Dream Jobs Do Come True
Obviously, your dream job isn’t going to land in your lap, so you’ll have to work to get it. During this first month, stop and take inventory, advises Epstein. Assess your prior work experience and the skills you possess. Discover what you like, what you don’t like and what you’re good at doing. Then determine how those things can apply to your new career. If you’re having trouble articulating your skills, write them down, Epstein suggests.
These skills shouldn’t be confined to your job performance, however. “Everything I’ve ever done, from playing basketball, attending college, learning discipline in the Marines—all those skills helped me when I was coaching my leadership programs, and all of that really supported me in teaching,” says Kevin Froner, a former trader on the American Stock Exchange who pursued his dream job of becoming a teacher and executive coach.
If you realize you don’t have the required skills for your ideal career, find out whether they can be learned on the job. If not, you may consider seeking additional training or education. This is often the case for those who have chosen a new career far removed from their previous, uninspiring jobs.
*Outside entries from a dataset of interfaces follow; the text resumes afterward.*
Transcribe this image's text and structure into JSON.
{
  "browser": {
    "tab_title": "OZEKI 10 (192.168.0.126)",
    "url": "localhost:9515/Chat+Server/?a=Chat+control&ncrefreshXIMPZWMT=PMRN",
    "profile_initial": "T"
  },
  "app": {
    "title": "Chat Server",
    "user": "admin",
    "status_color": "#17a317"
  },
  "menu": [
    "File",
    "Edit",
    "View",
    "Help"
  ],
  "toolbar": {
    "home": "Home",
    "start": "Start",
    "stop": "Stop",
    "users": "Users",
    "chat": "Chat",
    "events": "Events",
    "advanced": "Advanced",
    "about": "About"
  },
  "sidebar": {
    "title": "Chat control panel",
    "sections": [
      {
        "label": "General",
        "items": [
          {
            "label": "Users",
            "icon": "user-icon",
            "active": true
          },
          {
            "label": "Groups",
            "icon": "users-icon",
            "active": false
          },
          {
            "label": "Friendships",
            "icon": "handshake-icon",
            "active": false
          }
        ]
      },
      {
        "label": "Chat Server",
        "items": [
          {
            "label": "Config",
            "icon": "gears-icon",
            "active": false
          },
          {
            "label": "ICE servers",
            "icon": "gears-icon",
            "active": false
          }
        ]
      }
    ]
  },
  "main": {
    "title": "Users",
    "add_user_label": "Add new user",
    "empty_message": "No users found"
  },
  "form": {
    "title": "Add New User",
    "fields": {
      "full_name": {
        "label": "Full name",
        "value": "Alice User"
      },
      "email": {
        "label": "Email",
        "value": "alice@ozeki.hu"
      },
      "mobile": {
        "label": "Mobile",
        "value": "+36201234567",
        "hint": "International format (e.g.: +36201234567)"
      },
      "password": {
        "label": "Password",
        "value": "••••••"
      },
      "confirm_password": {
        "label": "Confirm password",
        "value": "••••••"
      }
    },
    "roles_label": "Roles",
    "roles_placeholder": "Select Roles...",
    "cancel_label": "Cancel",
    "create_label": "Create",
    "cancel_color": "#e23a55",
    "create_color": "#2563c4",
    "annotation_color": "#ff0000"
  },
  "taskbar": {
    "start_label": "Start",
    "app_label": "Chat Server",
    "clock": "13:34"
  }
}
Lastly, consider how pursuing your dream job will affect you and your family financially and emotionally. Before you quit your career and go back to school, you should take this first month to plan out how you will continue to support yourself and your family while reaching for your dream.
Start the Search to Changing Your Job
Though your dream job research may be done and you have a prospective career in mind, you may be confused about how to proceed.
“Talk to people who already have the job. Find out the real story behind the dream,” Mitchell says. “You have to explode the myths that you’re holding. The term ‘dream job’ is very loaded, and usually means people are having some kind of false ideas about what life is going to be like when they land their dream job. You have to unpack the emotional package. The best way to do that is to talk to somebody. Ask them not only about the good things but the bad things. Every job has downsides. People should be looking for what they have to put up with to have the dream.”
Some of the easiest ways to talk to people in your industry is to set up informational interviews or network through professional acquaintances, friends and family. Locate a professional organization or trade group in your chosen field and go to social events to meet people. You may begin to realize that your “dream job” isn’t listed on career web sites or in the classifieds. For many fields, the only way to find out about a potential dream job is through referrals from people you know.